WORK REQUEST
Your answer must restate each entry below word for word, with no pictures in it.

[Data records for software interfaces]
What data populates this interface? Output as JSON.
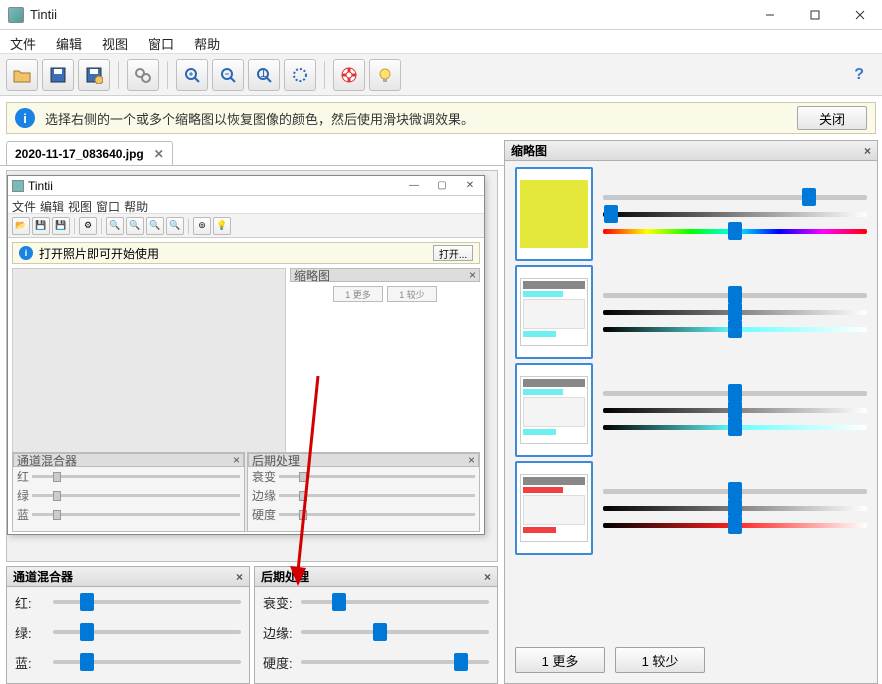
{
  "window": {
    "title": "Tintii"
  },
  "menu": {
    "file": "文件",
    "edit": "编辑",
    "view": "视图",
    "window": "窗口",
    "help": "帮助"
  },
  "info": {
    "message": "选择右侧的一个或多个缩略图以恢复图像的颜色，然后使用滑块微调效果。",
    "close_label": "关闭"
  },
  "tab": {
    "name": "2020-11-17_083640.jpg"
  },
  "nested": {
    "title": "Tintii",
    "menu": {
      "file": "文件",
      "edit": "编辑",
      "view": "视图",
      "window": "窗口",
      "help": "帮助"
    },
    "info_msg": "打开照片即可开始使用",
    "open_label": "打开...",
    "thumb_hdr": "缩略图",
    "more": "1 更多",
    "less": "1 较少",
    "mixer_hdr": "通道混合器",
    "post_hdr": "后期处理",
    "mixer": {
      "r": "红",
      "g": "绿",
      "b": "蓝"
    },
    "post": {
      "decay": "衰变",
      "edge": "边缘",
      "hard": "硬度"
    }
  },
  "mixer": {
    "title": "通道混合器",
    "r": "红:",
    "g": "绿:",
    "b": "蓝:",
    "r_val": 18,
    "g_val": 18,
    "b_val": 18
  },
  "post": {
    "title": "后期处理",
    "decay": "衰变:",
    "edge": "边缘:",
    "hard": "硬度:",
    "decay_val": 20,
    "edge_val": 42,
    "hard_val": 85
  },
  "thumbs": {
    "title": "缩略图",
    "more": "1 更多",
    "less": "1 较少",
    "rows": [
      {
        "color": "#e4e83a",
        "s1": 78,
        "s2": 3,
        "s3": 50
      },
      {
        "color": "#6fefef",
        "s1": 50,
        "s2": 50,
        "s3": 50
      },
      {
        "color": "#6fefef",
        "s1": 50,
        "s2": 50,
        "s3": 50
      },
      {
        "color": "#f04040",
        "s1": 50,
        "s2": 50,
        "s3": 50
      }
    ]
  }
}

RESULT OF THE EXERCISE
What data populates this interface? Output as JSON.
{
  "window": {
    "title": "Tintii"
  },
  "menu": {
    "file": "文件",
    "edit": "编辑",
    "view": "视图",
    "window": "窗口",
    "help": "帮助"
  },
  "info": {
    "message": "选择右侧的一个或多个缩略图以恢复图像的颜色，然后使用滑块微调效果。",
    "close_label": "关闭"
  },
  "tab": {
    "name": "2020-11-17_083640.jpg"
  },
  "nested": {
    "title": "Tintii",
    "menu": {
      "file": "文件",
      "edit": "编辑",
      "view": "视图",
      "window": "窗口",
      "help": "帮助"
    },
    "info_msg": "打开照片即可开始使用",
    "open_label": "打开...",
    "thumb_hdr": "缩略图",
    "more": "1 更多",
    "less": "1 较少",
    "mixer_hdr": "通道混合器",
    "post_hdr": "后期处理",
    "mixer": {
      "r": "红",
      "g": "绿",
      "b": "蓝"
    },
    "post": {
      "decay": "衰变",
      "edge": "边缘",
      "hard": "硬度"
    }
  },
  "mixer": {
    "title": "通道混合器",
    "r": "红:",
    "g": "绿:",
    "b": "蓝:",
    "r_val": 18,
    "g_val": 18,
    "b_val": 18
  },
  "post": {
    "title": "后期处理",
    "decay": "衰变:",
    "edge": "边缘:",
    "hard": "硬度:",
    "decay_val": 20,
    "edge_val": 42,
    "hard_val": 85
  },
  "thumbs": {
    "title": "缩略图",
    "more": "1 更多",
    "less": "1 较少",
    "rows": [
      {
        "color": "#e4e83a",
        "s1": 78,
        "s2": 3,
        "s3": 50
      },
      {
        "color": "#6fefef",
        "s1": 50,
        "s2": 50,
        "s3": 50
      },
      {
        "color": "#6fefef",
        "s1": 50,
        "s2": 50,
        "s3": 50
      },
      {
        "color": "#f04040",
        "s1": 50,
        "s2": 50,
        "s3": 50
      }
    ]
  }
}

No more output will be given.